Argumentum ad populum is that the best way to beat your competitor is to one-up him. If he has 2 features, you need 3 (4 would be even better). If he is budgeting 1 x $ on his solution, you need to spend 2 x $.
To hit the market early and within budget, your feature development strategy must focus on creating the bare essential functionality. So in this vein, you should make it prove itself to be a “worthy survivor”. Your features need to be tough, resilient, and lean. I have come to embrace the U.S Navy SEAL’s “hell week” screening approach before letting any one of them into my development cycle.
Your customers are no different than the people who are looking to buy a specific tool for a job. To deliver the right product functionality without getting lost in the technology jungle, you need to develop an understanding of how successful products are developed in other fields.
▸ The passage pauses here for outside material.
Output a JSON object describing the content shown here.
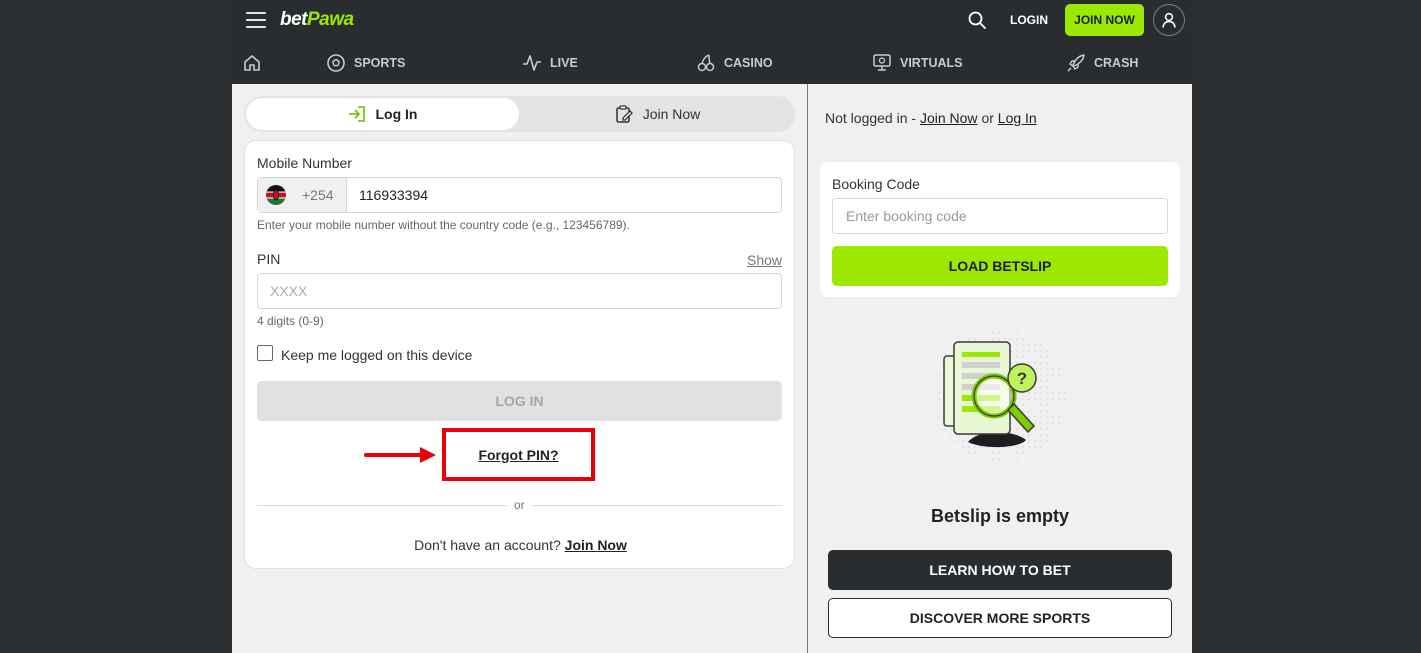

Most failures in software usability can be attributed to poor decisions at the executive level, which are promulgated due to a culture of silence. Developers and designers should be encouraged to think critically about their work and be provided with official channels for expressing their opinions (in a non polemic manner).
The greatest engineering feats are the ones we don’t notice. The hallmark of a great designer is his ability to translate complexity into simplicity. The automatic transmission in a car represents significantly more engineering effort than a manual transmission, but it positively transforms the average user experience. The best consumer electronics always focus on hiding complexity, not showcasing it.